One of the questions that I’ve asked everybody that I’ve interviewed for this book was that if it had been you, rather than Donald Trump, who had been elected as the President of America, and you had run on a platform of ‘Make American Imaginative Again’ – so you were really stressing the need to revalue the imagination in education, in public life, in policy making, in people’s home lives, you said, “We have to turn this around. Our survival depends upon it. We need to throw all the resources that we can at making American more imaginative again” – what would you do?
‘Make America Imaginative Again’. I like the phrase. I should use that.
So what might you do in your first 100 days in office do you think?
First of all, I’m still Korean. I haven’t changed my passport. I didn’t want to. So I have a strong Korean accent, so even if I die, I would still be Korean. So I can’t be American president, but I can imagine…
I would change education because education is the basis of everything. It’s the future. It would change everything. I would change the college admission criteria because all education is focused towards college admission. The parents are focused on which college their children will enter.
More people in the world are taking SAT and ACT every year, more and more. They make more money and more money. Then because they have more money, they have more money for lobbying at Congress, more and more. It’s becoming harder to reduce their power. If we can get rid of test scores then the admission criteria should be measuring each person’s expertise. Because all children are different. Each child is different. If they don’t focus on test scores then we find what they are interested in, then grow their interest into passion by accumulating more knowledge and skills. You work on it.
If you are interested in something and you work on it and you know more about it, then you become passionate about it. Once you are good at it, you are passionate about it, right? Then it can grow into your own expertise. So based on something they can do well, we need to measure and a lot of colleges could do that actually. We hire college students based on their interests, their work experiences or their expertise. So we can do that; then it will change the entire education. Of course high school, and then middle school, and then elementary school, it goes down, right?
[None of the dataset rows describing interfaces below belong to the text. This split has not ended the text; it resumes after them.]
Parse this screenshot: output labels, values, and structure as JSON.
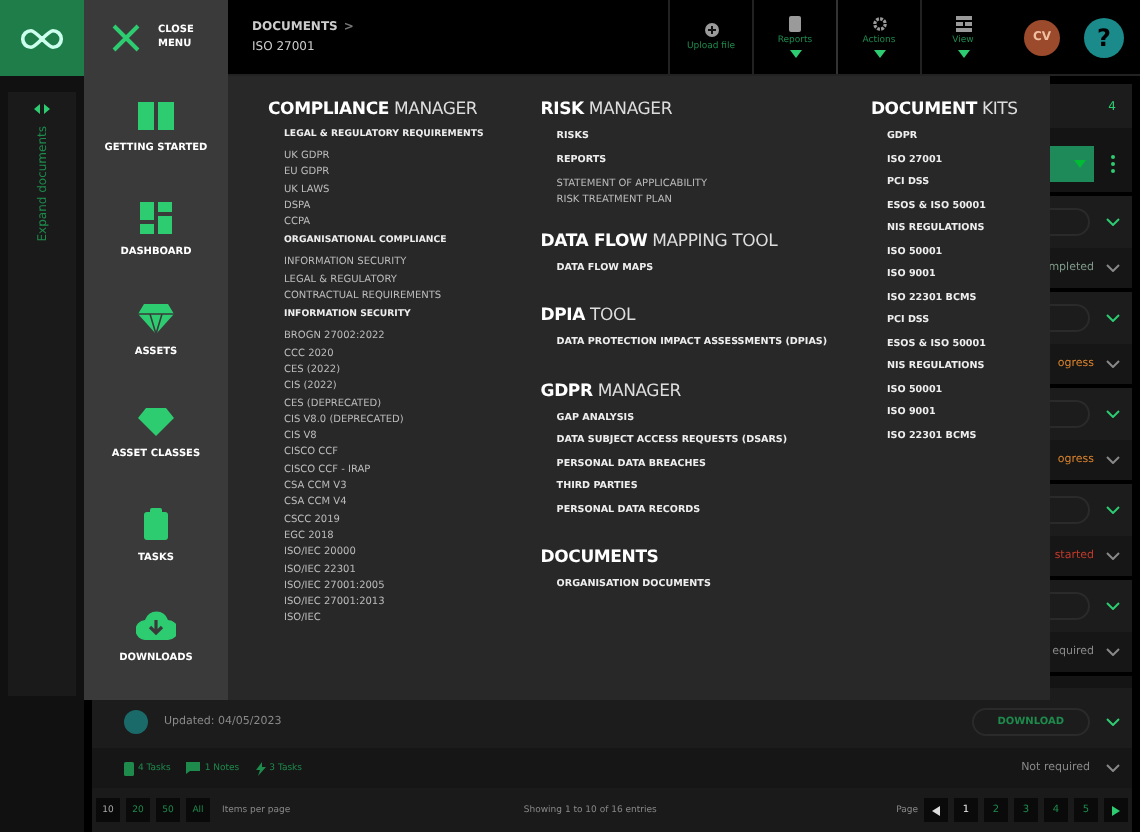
{
  "rail": {
    "label": "Expand documents"
  },
  "close_menu": {
    "label": "CLOSE MENU"
  },
  "breadcrumb": {
    "parent": "DOCUMENTS",
    "separator": ">",
    "current": "ISO 27001"
  },
  "toolbar": [
    {
      "label": "Upload file",
      "kind": "upload",
      "dropdown": false
    },
    {
      "label": "Reports",
      "kind": "reports",
      "dropdown": true
    },
    {
      "label": "Actions",
      "kind": "actions",
      "dropdown": true
    },
    {
      "label": "View",
      "kind": "view",
      "dropdown": true
    }
  ],
  "avatar": {
    "initials": "CV"
  },
  "help": {
    "label": "?"
  },
  "nav": [
    {
      "label": "GETTING STARTED",
      "kind": "book"
    },
    {
      "label": "DASHBOARD",
      "kind": "dashboard"
    },
    {
      "label": "ASSETS",
      "kind": "gem"
    },
    {
      "label": "ASSET CLASSES",
      "kind": "diamond"
    },
    {
      "label": "TASKS",
      "kind": "clipboard"
    },
    {
      "label": "DOWNLOADS",
      "kind": "download"
    }
  ],
  "menu_columns": [
    [
      {
        "heading": "**COMPLIANCE** MANAGER",
        "entries": [
          {
            "kind": "group",
            "label": "LEGAL & REGULATORY REQUIREMENTS"
          },
          {
            "kind": "item",
            "label": "UK GDPR"
          },
          {
            "kind": "item",
            "label": "EU GDPR"
          },
          {
            "kind": "item",
            "label": "UK LAWS"
          },
          {
            "kind": "item",
            "label": "DSPA"
          },
          {
            "kind": "item",
            "label": "CCPA"
          },
          {
            "kind": "group",
            "label": "ORGANISATIONAL COMPLIANCE"
          },
          {
            "kind": "item",
            "label": "INFORMATION SECURITY"
          },
          {
            "kind": "item",
            "label": "LEGAL & REGULATORY"
          },
          {
            "kind": "item",
            "label": "CONTRACTUAL REQUIREMENTS"
          },
          {
            "kind": "group",
            "label": "INFORMATION SECURITY"
          },
          {
            "kind": "item",
            "label": "BROGN 27002:2022"
          },
          {
            "kind": "item",
            "label": "CCC 2020"
          },
          {
            "kind": "item",
            "label": "CES (2022)"
          },
          {
            "kind": "item",
            "label": "CIS (2022)"
          },
          {
            "kind": "item",
            "label": "CES (DEPRECATED)"
          },
          {
            "kind": "item",
            "label": "CIS V8.0 (DEPRECATED)"
          },
          {
            "kind": "item",
            "label": "CIS V8"
          },
          {
            "kind": "item",
            "label": "CISCO CCF"
          },
          {
            "kind": "item",
            "label": "CISCO CCF - IRAP"
          },
          {
            "kind": "item",
            "label": "CSA CCM V3"
          },
          {
            "kind": "item",
            "label": "CSA CCM V4"
          },
          {
            "kind": "item",
            "label": "CSCC 2019"
          },
          {
            "kind": "item",
            "label": "EGC 2018"
          },
          {
            "kind": "item",
            "label": "ISO/IEC 20000"
          },
          {
            "kind": "item",
            "label": "ISO/IEC 22301"
          },
          {
            "kind": "item",
            "label": "ISO/IEC 27001:2005"
          },
          {
            "kind": "item",
            "label": "ISO/IEC 27001:2013"
          },
          {
            "kind": "item",
            "label": "ISO/IEC"
          }
        ]
      }
    ],
    [
      {
        "heading": "**RISK** MANAGER",
        "entries": [
          {
            "kind": "link",
            "label": "RISKS"
          },
          {
            "kind": "link",
            "label": "REPORTS"
          },
          {
            "kind": "item",
            "label": "STATEMENT OF APPLICABILITY"
          },
          {
            "kind": "item",
            "label": "RISK TREATMENT PLAN"
          }
        ]
      },
      {
        "heading": "**DATA FLOW** MAPPING TOOL",
        "entries": [
          {
            "kind": "link",
            "label": "DATA FLOW MAPS"
          }
        ]
      },
      {
        "heading": "**DPIA** TOOL",
        "entries": [
          {
            "kind": "link",
            "label": "DATA PROTECTION IMPACT ASSESSMENTS (DPIAS)"
          }
        ]
      },
      {
        "heading": "**GDPR** MANAGER",
        "entries": [
          {
            "kind": "link",
            "label": "GAP ANALYSIS"
          },
          {
            "kind": "link",
            "label": "DATA SUBJECT ACCESS REQUESTS (DSARS)"
          },
          {
            "kind": "link",
            "label": "PERSONAL DATA BREACHES"
          },
          {
            "kind": "link",
            "label": "THIRD PARTIES"
          },
          {
            "kind": "link",
            "label": "PERSONAL DATA RECORDS"
          }
        ]
      },
      {
        "heading": "**DOCUMENTS**",
        "entries": [
          {
            "kind": "link",
            "label": "ORGANISATION DOCUMENTS"
          }
        ]
      }
    ],
    [
      {
        "heading": "**DOCUMENT** KITS",
        "entries": [
          {
            "kind": "link",
            "label": "GDPR"
          },
          {
            "kind": "link",
            "label": "ISO 27001"
          },
          {
            "kind": "link",
            "label": "PCI DSS"
          },
          {
            "kind": "link",
            "label": "ESOS & ISO 50001"
          },
          {
            "kind": "link",
            "label": "NIS REGULATIONS"
          },
          {
            "kind": "link",
            "label": "ISO 50001"
          },
          {
            "kind": "link",
            "label": "ISO 9001"
          },
          {
            "kind": "link",
            "label": "ISO 22301 BCMS"
          },
          {
            "kind": "link",
            "label": "PCI DSS"
          },
          {
            "kind": "link",
            "label": "ESOS & ISO 50001"
          },
          {
            "kind": "link",
            "label": "NIS REGULATIONS"
          },
          {
            "kind": "link",
            "label": "ISO 50001"
          },
          {
            "kind": "link",
            "label": "ISO 9001"
          },
          {
            "kind": "link",
            "label": "ISO 22301 BCMS"
          }
        ]
      }
    ]
  ],
  "document_count": "4",
  "statuses": [
    {
      "label": "mpleted",
      "color": "#7f9a8a"
    },
    {
      "label": "ogress",
      "color": "#d9822b"
    },
    {
      "label": "ogress",
      "color": "#d9822b"
    },
    {
      "label": "started",
      "color": "#c0392b"
    },
    {
      "label": "equired",
      "color": "#8a8a8a"
    }
  ],
  "last_row": {
    "updated": "Updated: 04/05/2023",
    "action": "DOWNLOAD",
    "status": "Not required",
    "meta": [
      {
        "kind": "tasks",
        "label": "4 Tasks"
      },
      {
        "kind": "notes",
        "label": "1 Notes"
      },
      {
        "kind": "actions",
        "label": "3 Tasks"
      }
    ]
  },
  "pagination": {
    "per_page": [
      {
        "label": "10",
        "selected": true
      },
      {
        "label": "20",
        "selected": false
      },
      {
        "label": "50",
        "selected": false
      },
      {
        "label": "All",
        "selected": false
      }
    ],
    "per_page_label": "Items per page",
    "summary": "Showing 1 to 10 of 16 entries",
    "page_label": "Page",
    "pages": [
      {
        "label": "1",
        "selected": true
      },
      {
        "label": "2",
        "selected": false
      },
      {
        "label": "3",
        "selected": false
      },
      {
        "label": "4",
        "selected": false
      },
      {
        "label": "5",
        "selected": false
      }
    ]
  }
}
Because of this focus on testing, even four years old in this country – it was not like that – but now, research shows, even four year olds are focused on academics. It means that before they had more play time, free time, exploration time. But now those times are already used. Now they have a focus on academics. And some children are not good at academics earlier, so then they already know that they are not good at this. They feel like they are failures already, at the age of four, because of the general societal focus on these test scores. If we change the admission criteria completely for college, then going down, from four years old, or three years old, the education movement, their life, their experiences, will be changed. That’s what I want.